When I'm elected I will be a megaphone for the unique issues of our district and lead intentionally with an open mind and the passion for service that has defined my career.
We need to do right by our students, which starts with doing right by our teachers. Our public school teachers deserve better pay and need to be equipped with better school resources. Studies show that smaller class sizes, access to resources like updated computers and textbooks, availability of counselors and nursing staff lead to successful, well adjusted students with higher graduation and future employment rates.
I believe we also need to invest in universal pre-K education. Early childhood education improves literacy and comprehension skills, fosters social skills and self esteem.
Across the nation we see the need for improved, expanded, transparent healthcare systems, and North Carolina is not exempt from these issues. The goal of every community should be 100% healthcare coverage no matter age, gender, or wealth.
Barriers to healthcare start with the language we use in policy - citizens need to be informed consumers of healthcare and understand the costs of services they receive. Children with disabilities should have access to specialized care. All healthcare plans should include access to mental health professionals.
We should consider value based care instead of reimbursing hospitals for volume of patients. Success in healthcare should be measured by the amount of patients who don't come back with complications. Our ultimate goal should be preventing illness and disease by promoting public health instead of treating recurring problems in vulnerable communities.
North Carolinians deserve options in healthcare - the right provider at the right time, the right service at the right cost. As we create healthcare systems we need to keep everyone in mind: infants, adolescents, men, women, and seniors.
Better, livable communities
There are a lot of components that go into making our communities better, and it starts as early as how we educate our children. Many studies show that better education leads to better overall health and quality of life. Students who attend pre-K have higher graduation rates, which paves the way for better jobs and the benefits that come with steady employment.

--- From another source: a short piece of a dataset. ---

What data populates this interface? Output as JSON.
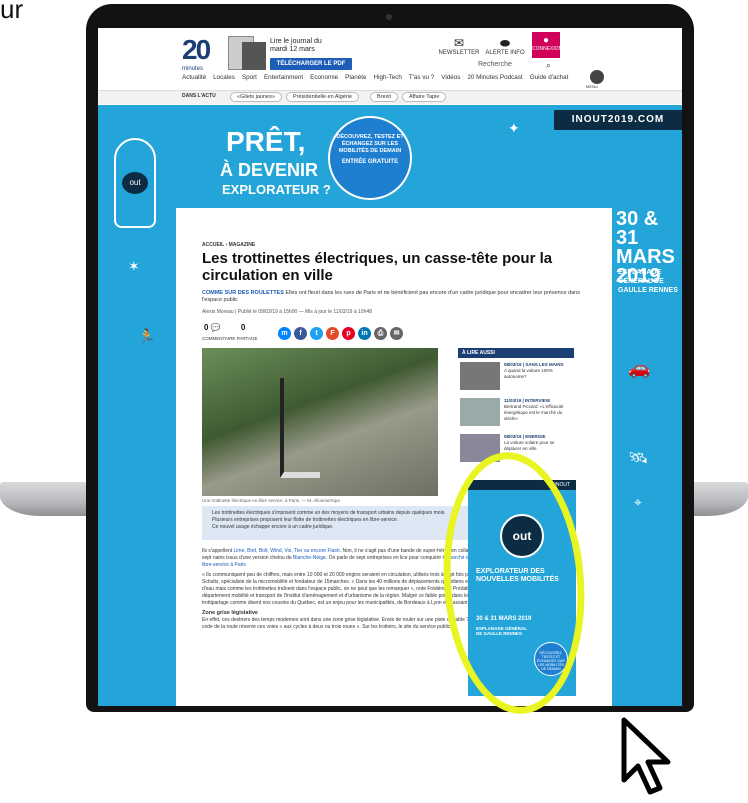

If we are intentional about the way we plan our rural, suburban, and urban spaces we can uplift more small businesses, farmers, and families. If we rethink our housing placement and future developments we can prevent crippling damage from severe weather and natural disasters.
A chain is only as strong as its weakest link - communities benefit from the success of the individuals who make it up. When our access to healthcare is more equitable, when our housing is more available and accessible, when our streets are safer and our water is cleaner, when our roads are well maintained, when everyone can put into their community what they get out of it, we all thrive.
Taking care of military families
The top concern of military members considering relocation to North Carolina is the education options that will be available to their children. We need to strengthen the ties between on-base education liaisons and local and state governments to be sure that needs are being met and resources are being adequately provided.
Another significant concern for military families is healthcare. Servicemen and women and their families should not be limited to the military healthcare network only, as special needs and complex health issues require special care. We must vastly improve our mental healthcare options in the military health network.
One of the largest blocks of the homeless population in the United States, North Carolina being no exception, is veterans. It is a population of people who leave the service with physical disabilities, severe mental health issues, and no job training or continued access to quality healthcare to support them in civilian life. This is both unacceptable and fixable, and must be addressed quickly as an average of four veterans per day move to North Carolina. We can increase facilities like food banks and shelters to combat the homelessness problem, as well as provide job training, transitional housing and re-entry programs for our veterans. If we diversify our housing options and create a loan system for veterans we can combat homelessness, help people find fulfilling jobs, and ease some of the burden on our healthcare system.